• [ASSIGNMENT] For this task, output every entry below exactly and omit the pictures.

• [RECORDS TO PROCESS]
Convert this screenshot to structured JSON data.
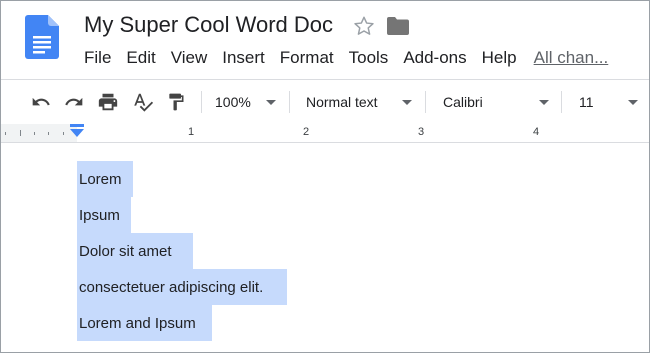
{
  "header": {
    "title": "My Super Cool Word Doc",
    "menu": [
      "File",
      "Edit",
      "View",
      "Insert",
      "Format",
      "Tools",
      "Add-ons",
      "Help"
    ],
    "changes_link": "All chan..."
  },
  "toolbar": {
    "zoom": "100%",
    "style": "Normal text",
    "font": "Calibri",
    "size": "11"
  },
  "ruler": {
    "numbers": [
      "1",
      "2",
      "3",
      "4"
    ]
  },
  "document": {
    "lines": [
      "Lorem",
      "Ipsum",
      "Dolor sit amet",
      "consectetuer adipiscing elit.",
      "Lorem and Ipsum"
    ]
  },
  "colors": {
    "accent": "#4285f4",
    "selection": "#c6dafc",
    "doc_icon": "#4285f4"
  }
}
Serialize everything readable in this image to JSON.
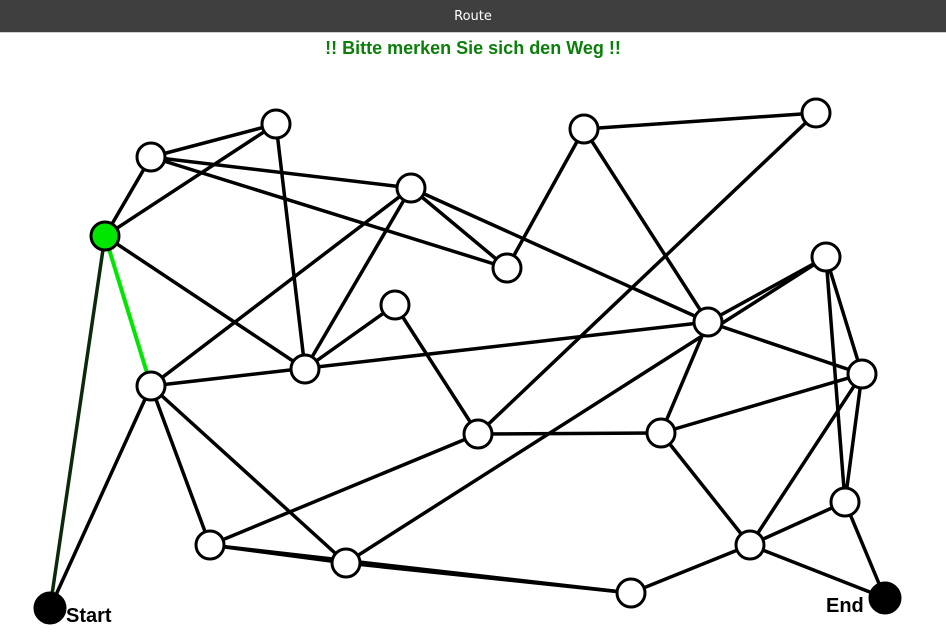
{
  "window": {
    "title": "Route"
  },
  "instruction": {
    "text": "!! Bitte merken Sie sich den Weg !!",
    "color": "#0a7f0a"
  },
  "colors": {
    "edge": "#000000",
    "node_fill": "#ffffff",
    "highlight": "#00e600",
    "start_end": "#000000"
  },
  "labels": {
    "start": "Start",
    "end": "End"
  },
  "graph": {
    "nodes": [
      "n1",
      "n2",
      "n3",
      "n4",
      "n5",
      "n6",
      "n7",
      "n8",
      "n9",
      "n10",
      "n11",
      "n12",
      "n13",
      "n14",
      "n15",
      "n16",
      "n17",
      "n18",
      "n19",
      "n20",
      "start",
      "end"
    ],
    "edges": [
      [
        "n1",
        "n2"
      ],
      [
        "n1",
        "n3"
      ],
      [
        "n1",
        "n4"
      ],
      [
        "n2",
        "n3"
      ],
      [
        "n2",
        "n5"
      ],
      [
        "n2",
        "n6"
      ],
      [
        "n3",
        "n4"
      ],
      [
        "n4",
        "n5"
      ],
      [
        "n4",
        "n10"
      ],
      [
        "n5",
        "n6"
      ],
      [
        "n5",
        "n12"
      ],
      [
        "n5",
        "n8"
      ],
      [
        "n6",
        "n7"
      ],
      [
        "n7",
        "n9"
      ],
      [
        "n7",
        "n12"
      ],
      [
        "n8",
        "n12"
      ],
      [
        "n8",
        "n15"
      ],
      [
        "n8",
        "n16"
      ],
      [
        "n9",
        "n11"
      ],
      [
        "n10",
        "n11"
      ],
      [
        "n11",
        "n15"
      ],
      [
        "n12",
        "n13"
      ],
      [
        "n12",
        "n14"
      ],
      [
        "n13",
        "n14"
      ],
      [
        "n13",
        "n16"
      ],
      [
        "n13",
        "n17"
      ],
      [
        "n14",
        "n19"
      ],
      [
        "n14",
        "n17"
      ],
      [
        "n15",
        "n16"
      ],
      [
        "n15",
        "n18"
      ],
      [
        "n16",
        "n18"
      ],
      [
        "n17",
        "n19"
      ],
      [
        "n17",
        "end"
      ],
      [
        "n18",
        "n19"
      ],
      [
        "n19",
        "end"
      ],
      [
        "start",
        "n3"
      ],
      [
        "start",
        "n8"
      ]
    ],
    "path": [
      [
        "n3",
        "n8"
      ]
    ],
    "current_node": "n3"
  }
}
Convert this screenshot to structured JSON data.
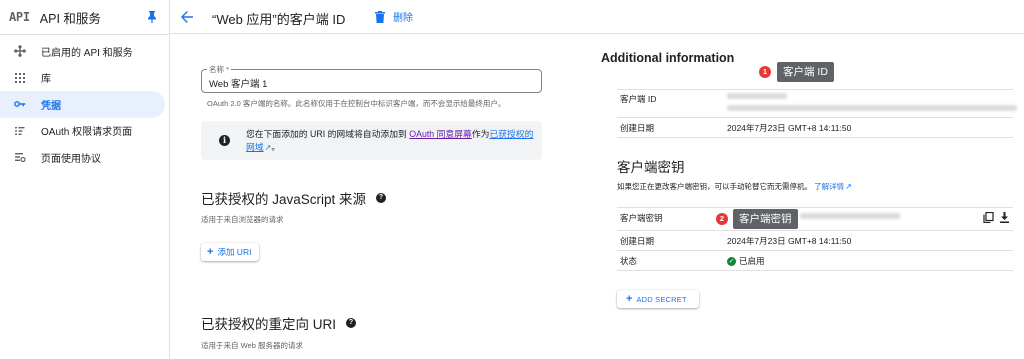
{
  "sidebar": {
    "logo": "API",
    "title": "API 和服务",
    "items": [
      {
        "label": "已启用的 API 和服务",
        "icon": "diamond-nodes-icon"
      },
      {
        "label": "库",
        "icon": "library-grid-icon"
      },
      {
        "label": "凭据",
        "icon": "key-icon",
        "active": true
      },
      {
        "label": "OAuth 权限请求页面",
        "icon": "consent-list-icon"
      },
      {
        "label": "页面使用协议",
        "icon": "settings-list-icon"
      }
    ]
  },
  "header": {
    "title": "“Web 应用”的客户端 ID",
    "delete_label": "删除"
  },
  "form": {
    "name_label": "名称 *",
    "name_value": "Web 客户端 1",
    "name_hint": "OAuth 2.0 客户端的名称。此名称仅用于在控制台中标识客户端，而不会显示给最终用户。",
    "info_prefix": "您在下面添加的 URI 的网域将自动添加到",
    "info_link1": "OAuth 同意屏幕",
    "info_middle": "作为",
    "info_link2": "已获授权的网域",
    "info_suffix": "。",
    "js_origins_title": "已获授权的 JavaScript 来源",
    "js_origins_hint": "适用于来自浏览器的请求",
    "add_uri_label": "添加 URI",
    "redirect_title": "已获授权的重定向 URI",
    "redirect_hint": "适用于来自 Web 服务器的请求"
  },
  "additional": {
    "title": "Additional information",
    "client_id_label": "客户端 ID",
    "created_label": "创建日期",
    "created_value": "2024年7月23日 GMT+8 14:11:50"
  },
  "secrets": {
    "title": "客户端密钥",
    "desc": "如果您正在更改客户端密钥，可以手动轮替它而无需停机。",
    "learn_more": "了解详情",
    "secret_label": "客户端密钥",
    "created_label": "创建日期",
    "created_value": "2024年7月23日 GMT+8 14:11:50",
    "status_label": "状态",
    "status_value": "已启用",
    "add_secret_label": "ADD SECRET"
  },
  "annotations": [
    {
      "number": "1",
      "text": "客户端 ID"
    },
    {
      "number": "2",
      "text": "客户端密钥"
    }
  ],
  "colors": {
    "accent": "#1a73e8",
    "active_bg": "#e8f0fe",
    "badge": "#e53935",
    "callout": "#5f6368",
    "success": "#188038"
  }
}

• [FINISHED TASK]
Convert this screenshot to structured JSON data.
{
  "header": {
    "title": "My Super Cool Word Doc",
    "menu": [
      "File",
      "Edit",
      "View",
      "Insert",
      "Format",
      "Tools",
      "Add-ons",
      "Help"
    ],
    "changes_link": "All chan..."
  },
  "toolbar": {
    "zoom": "100%",
    "style": "Normal text",
    "font": "Calibri",
    "size": "11"
  },
  "ruler": {
    "numbers": [
      "1",
      "2",
      "3",
      "4"
    ]
  },
  "document": {
    "lines": [
      "Lorem",
      "Ipsum",
      "Dolor sit amet",
      "consectetuer adipiscing elit.",
      "Lorem and Ipsum"
    ]
  },
  "colors": {
    "accent": "#4285f4",
    "selection": "#c6dafc",
    "doc_icon": "#4285f4"
  }
}
Serialize everything readable in this image to JSON.
{
  "window": {
    "title": "Route"
  },
  "instruction": {
    "text": "!! Bitte merken Sie sich den Weg !!",
    "color": "#0a7f0a"
  },
  "colors": {
    "edge": "#000000",
    "node_fill": "#ffffff",
    "highlight": "#00e600",
    "start_end": "#000000"
  },
  "labels": {
    "start": "Start",
    "end": "End"
  },
  "graph": {
    "nodes": [
      "n1",
      "n2",
      "n3",
      "n4",
      "n5",
      "n6",
      "n7",
      "n8",
      "n9",
      "n10",
      "n11",
      "n12",
      "n13",
      "n14",
      "n15",
      "n16",
      "n17",
      "n18",
      "n19",
      "n20",
      "start",
      "end"
    ],
    "edges": [
      [
        "n1",
        "n2"
      ],
      [
        "n1",
        "n3"
      ],
      [
        "n1",
        "n4"
      ],
      [
        "n2",
        "n3"
      ],
      [
        "n2",
        "n5"
      ],
      [
        "n2",
        "n6"
      ],
      [
        "n3",
        "n4"
      ],
      [
        "n4",
        "n5"
      ],
      [
        "n4",
        "n10"
      ],
      [
        "n5",
        "n6"
      ],
      [
        "n5",
        "n12"
      ],
      [
        "n5",
        "n8"
      ],
      [
        "n6",
        "n7"
      ],
      [
        "n7",
        "n9"
      ],
      [
        "n7",
        "n12"
      ],
      [
        "n8",
        "n12"
      ],
      [
        "n8",
        "n15"
      ],
      [
        "n8",
        "n16"
      ],
      [
        "n9",
        "n11"
      ],
      [
        "n10",
        "n11"
      ],
      [
        "n11",
        "n15"
      ],
      [
        "n12",
        "n13"
      ],
      [
        "n12",
        "n14"
      ],
      [
        "n13",
        "n14"
      ],
      [
        "n13",
        "n16"
      ],
      [
        "n13",
        "n17"
      ],
      [
        "n14",
        "n19"
      ],
      [
        "n14",
        "n17"
      ],
      [
        "n15",
        "n16"
      ],
      [
        "n15",
        "n18"
      ],
      [
        "n16",
        "n18"
      ],
      [
        "n17",
        "n19"
      ],
      [
        "n17",
        "end"
      ],
      [
        "n18",
        "n19"
      ],
      [
        "n19",
        "end"
      ],
      [
        "start",
        "n3"
      ],
      [
        "start",
        "n8"
      ]
    ],
    "path": [
      [
        "n3",
        "n8"
      ]
    ],
    "current_node": "n3"
  }
}
Convert this screenshot to structured JSON data.
{
  "sidebar": {
    "logo": "API",
    "title": "API 和服务",
    "items": [
      {
        "label": "已启用的 API 和服务",
        "icon": "diamond-nodes-icon"
      },
      {
        "label": "库",
        "icon": "library-grid-icon"
      },
      {
        "label": "凭据",
        "icon": "key-icon",
        "active": true
      },
      {
        "label": "OAuth 权限请求页面",
        "icon": "consent-list-icon"
      },
      {
        "label": "页面使用协议",
        "icon": "settings-list-icon"
      }
    ]
  },
  "header": {
    "title": "“Web 应用”的客户端 ID",
    "delete_label": "删除"
  },
  "form": {
    "name_label": "名称 *",
    "name_value": "Web 客户端 1",
    "name_hint": "OAuth 2.0 客户端的名称。此名称仅用于在控制台中标识客户端，而不会显示给最终用户。",
    "info_prefix": "您在下面添加的 URI 的网域将自动添加到",
    "info_link1": "OAuth 同意屏幕",
    "info_middle": "作为",
    "info_link2": "已获授权的网域",
    "info_suffix": "。",
    "js_origins_title": "已获授权的 JavaScript 来源",
    "js_origins_hint": "适用于来自浏览器的请求",
    "add_uri_label": "添加 URI",
    "redirect_title": "已获授权的重定向 URI",
    "redirect_hint": "适用于来自 Web 服务器的请求"
  },
  "additional": {
    "title": "Additional information",
    "client_id_label": "客户端 ID",
    "created_label": "创建日期",
    "created_value": "2024年7月23日 GMT+8 14:11:50"
  },
  "secrets": {
    "title": "客户端密钥",
    "desc": "如果您正在更改客户端密钥，可以手动轮替它而无需停机。",
    "learn_more": "了解详情",
    "secret_label": "客户端密钥",
    "created_label": "创建日期",
    "created_value": "2024年7月23日 GMT+8 14:11:50",
    "status_label": "状态",
    "status_value": "已启用",
    "add_secret_label": "ADD SECRET"
  },
  "annotations": [
    {
      "number": "1",
      "text": "客户端 ID"
    },
    {
      "number": "2",
      "text": "客户端密钥"
    }
  ],
  "colors": {
    "accent": "#1a73e8",
    "active_bg": "#e8f0fe",
    "badge": "#e53935",
    "callout": "#5f6368",
    "success": "#188038"
  }
}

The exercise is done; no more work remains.